Given records Block Start
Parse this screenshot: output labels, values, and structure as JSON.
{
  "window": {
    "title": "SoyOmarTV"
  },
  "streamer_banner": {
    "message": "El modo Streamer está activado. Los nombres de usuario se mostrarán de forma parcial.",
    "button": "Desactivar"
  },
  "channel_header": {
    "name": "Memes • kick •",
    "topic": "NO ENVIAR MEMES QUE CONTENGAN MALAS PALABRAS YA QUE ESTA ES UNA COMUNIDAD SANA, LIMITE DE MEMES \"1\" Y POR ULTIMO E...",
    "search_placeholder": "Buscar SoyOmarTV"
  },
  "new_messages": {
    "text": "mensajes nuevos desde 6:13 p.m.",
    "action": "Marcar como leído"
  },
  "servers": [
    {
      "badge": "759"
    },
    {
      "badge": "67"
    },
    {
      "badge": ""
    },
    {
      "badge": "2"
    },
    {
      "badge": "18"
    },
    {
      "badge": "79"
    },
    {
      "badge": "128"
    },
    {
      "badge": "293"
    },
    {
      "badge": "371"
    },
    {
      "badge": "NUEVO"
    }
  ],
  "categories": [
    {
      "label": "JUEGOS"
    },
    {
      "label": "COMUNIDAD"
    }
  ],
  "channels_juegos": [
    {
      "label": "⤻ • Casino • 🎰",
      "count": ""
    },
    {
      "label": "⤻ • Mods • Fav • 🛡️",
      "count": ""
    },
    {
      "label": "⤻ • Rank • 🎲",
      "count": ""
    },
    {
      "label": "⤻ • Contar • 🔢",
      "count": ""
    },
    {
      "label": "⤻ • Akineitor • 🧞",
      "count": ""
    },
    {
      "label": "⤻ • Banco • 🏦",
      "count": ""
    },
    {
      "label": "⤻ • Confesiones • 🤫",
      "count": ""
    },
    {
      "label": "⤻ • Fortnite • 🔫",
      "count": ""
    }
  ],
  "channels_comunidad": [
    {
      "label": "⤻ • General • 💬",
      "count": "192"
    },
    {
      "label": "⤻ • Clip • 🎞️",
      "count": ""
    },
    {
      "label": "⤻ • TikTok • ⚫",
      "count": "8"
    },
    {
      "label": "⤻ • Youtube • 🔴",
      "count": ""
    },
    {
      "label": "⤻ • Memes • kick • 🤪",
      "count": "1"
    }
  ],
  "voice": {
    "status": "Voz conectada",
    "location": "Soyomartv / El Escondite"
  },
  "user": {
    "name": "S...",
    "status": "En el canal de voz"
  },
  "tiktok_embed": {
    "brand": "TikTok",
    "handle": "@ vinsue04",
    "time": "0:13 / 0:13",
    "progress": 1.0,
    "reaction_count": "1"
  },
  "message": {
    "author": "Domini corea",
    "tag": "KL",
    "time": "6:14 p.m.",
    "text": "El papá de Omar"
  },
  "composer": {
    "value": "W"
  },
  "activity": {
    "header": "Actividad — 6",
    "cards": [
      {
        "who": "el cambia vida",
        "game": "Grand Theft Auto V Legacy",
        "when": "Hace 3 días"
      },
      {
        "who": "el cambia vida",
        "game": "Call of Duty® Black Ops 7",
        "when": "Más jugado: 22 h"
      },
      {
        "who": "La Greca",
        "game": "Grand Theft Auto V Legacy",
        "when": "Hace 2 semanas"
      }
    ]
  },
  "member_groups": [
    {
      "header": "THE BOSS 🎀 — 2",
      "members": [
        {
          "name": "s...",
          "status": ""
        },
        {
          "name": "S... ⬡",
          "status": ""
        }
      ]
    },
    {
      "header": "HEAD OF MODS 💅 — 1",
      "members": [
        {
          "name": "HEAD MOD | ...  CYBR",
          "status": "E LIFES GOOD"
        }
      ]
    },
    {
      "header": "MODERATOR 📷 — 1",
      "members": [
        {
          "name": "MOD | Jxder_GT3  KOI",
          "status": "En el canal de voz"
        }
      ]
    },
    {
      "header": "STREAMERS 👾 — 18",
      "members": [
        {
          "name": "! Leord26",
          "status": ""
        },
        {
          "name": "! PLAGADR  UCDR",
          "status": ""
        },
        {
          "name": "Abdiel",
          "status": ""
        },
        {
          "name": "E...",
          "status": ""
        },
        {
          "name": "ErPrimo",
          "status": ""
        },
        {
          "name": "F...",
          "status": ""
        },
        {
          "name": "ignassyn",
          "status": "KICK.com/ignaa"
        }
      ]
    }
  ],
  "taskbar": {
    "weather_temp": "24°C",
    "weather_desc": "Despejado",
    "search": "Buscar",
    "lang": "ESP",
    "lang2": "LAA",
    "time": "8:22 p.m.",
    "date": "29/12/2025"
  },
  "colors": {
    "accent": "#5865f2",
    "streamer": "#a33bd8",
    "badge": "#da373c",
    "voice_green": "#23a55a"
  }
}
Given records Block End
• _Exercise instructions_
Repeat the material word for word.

• _Written answer_
Parse this screenshot: output labels, values, and structure as JSON.
{
  "window": {
    "title": "SoyOmarTV"
  },
  "streamer_banner": {
    "message": "El modo Streamer está activado. Los nombres de usuario se mostrarán de forma parcial.",
    "button": "Desactivar"
  },
  "channel_header": {
    "name": "Memes • kick •",
    "topic": "NO ENVIAR MEMES QUE CONTENGAN MALAS PALABRAS YA QUE ESTA ES UNA COMUNIDAD SANA, LIMITE DE MEMES \"1\" Y POR ULTIMO E...",
    "search_placeholder": "Buscar SoyOmarTV"
  },
  "new_messages": {
    "text": "mensajes nuevos desde 6:13 p.m.",
    "action": "Marcar como leído"
  },
  "servers": [
    {
      "badge": "759"
    },
    {
      "badge": "67"
    },
    {
      "badge": ""
    },
    {
      "badge": "2"
    },
    {
      "badge": "18"
    },
    {
      "badge": "79"
    },
    {
      "badge": "128"
    },
    {
      "badge": "293"
    },
    {
      "badge": "371"
    },
    {
      "badge": "NUEVO"
    }
  ],
  "categories": [
    {
      "label": "JUEGOS"
    },
    {
      "label": "COMUNIDAD"
    }
  ],
  "channels_juegos": [
    {
      "label": "⤻ • Casino • 🎰",
      "count": ""
    },
    {
      "label": "⤻ • Mods • Fav • 🛡️",
      "count": ""
    },
    {
      "label": "⤻ • Rank • 🎲",
      "count": ""
    },
    {
      "label": "⤻ • Contar • 🔢",
      "count": ""
    },
    {
      "label": "⤻ • Akineitor • 🧞",
      "count": ""
    },
    {
      "label": "⤻ • Banco • 🏦",
      "count": ""
    },
    {
      "label": "⤻ • Confesiones • 🤫",
      "count": ""
    },
    {
      "label": "⤻ • Fortnite • 🔫",
      "count": ""
    }
  ],
  "channels_comunidad": [
    {
      "label": "⤻ • General • 💬",
      "count": "192"
    },
    {
      "label": "⤻ • Clip • 🎞️",
      "count": ""
    },
    {
      "label": "⤻ • TikTok • ⚫",
      "count": "8"
    },
    {
      "label": "⤻ • Youtube • 🔴",
      "count": ""
    },
    {
      "label": "⤻ • Memes • kick • 🤪",
      "count": "1"
    }
  ],
  "voice": {
    "status": "Voz conectada",
    "location": "Soyomartv / El Escondite"
  },
  "user": {
    "name": "S...",
    "status": "En el canal de voz"
  },
  "tiktok_embed": {
    "brand": "TikTok",
    "handle": "@ vinsue04",
    "time": "0:13 / 0:13",
    "progress": 1.0,
    "reaction_count": "1"
  },
  "message": {
    "author": "Domini corea",
    "tag": "KL",
    "time": "6:14 p.m.",
    "text": "El papá de Omar"
  },
  "composer": {
    "value": "W"
  },
  "activity": {
    "header": "Actividad — 6",
    "cards": [
      {
        "who": "el cambia vida",
        "game": "Grand Theft Auto V Legacy",
        "when": "Hace 3 días"
      },
      {
        "who": "el cambia vida",
        "game": "Call of Duty® Black Ops 7",
        "when": "Más jugado: 22 h"
      },
      {
        "who": "La Greca",
        "game": "Grand Theft Auto V Legacy",
        "when": "Hace 2 semanas"
      }
    ]
  },
  "member_groups": [
    {
      "header": "THE BOSS 🎀 — 2",
      "members": [
        {
          "name": "s...",
          "status": ""
        },
        {
          "name": "S... ⬡",
          "status": ""
        }
      ]
    },
    {
      "header": "HEAD OF MODS 💅 — 1",
      "members": [
        {
          "name": "HEAD MOD | ...  CYBR",
          "status": "E LIFES GOOD"
        }
      ]
    },
    {
      "header": "MODERATOR 📷 — 1",
      "members": [
        {
          "name": "MOD | Jxder_GT3  KOI",
          "status": "En el canal de voz"
        }
      ]
    },
    {
      "header": "STREAMERS 👾 — 18",
      "members": [
        {
          "name": "! Leord26",
          "status": ""
        },
        {
          "name": "! PLAGADR  UCDR",
          "status": ""
        },
        {
          "name": "Abdiel",
          "status": ""
        },
        {
          "name": "E...",
          "status": ""
        },
        {
          "name": "ErPrimo",
          "status": ""
        },
        {
          "name": "F...",
          "status": ""
        },
        {
          "name": "ignassyn",
          "status": "KICK.com/ignaa"
        }
      ]
    }
  ],
  "taskbar": {
    "weather_temp": "24°C",
    "weather_desc": "Despejado",
    "search": "Buscar",
    "lang": "ESP",
    "lang2": "LAA",
    "time": "8:22 p.m.",
    "date": "29/12/2025"
  },
  "colors": {
    "accent": "#5865f2",
    "streamer": "#a33bd8",
    "badge": "#da373c",
    "voice_green": "#23a55a"
  }
}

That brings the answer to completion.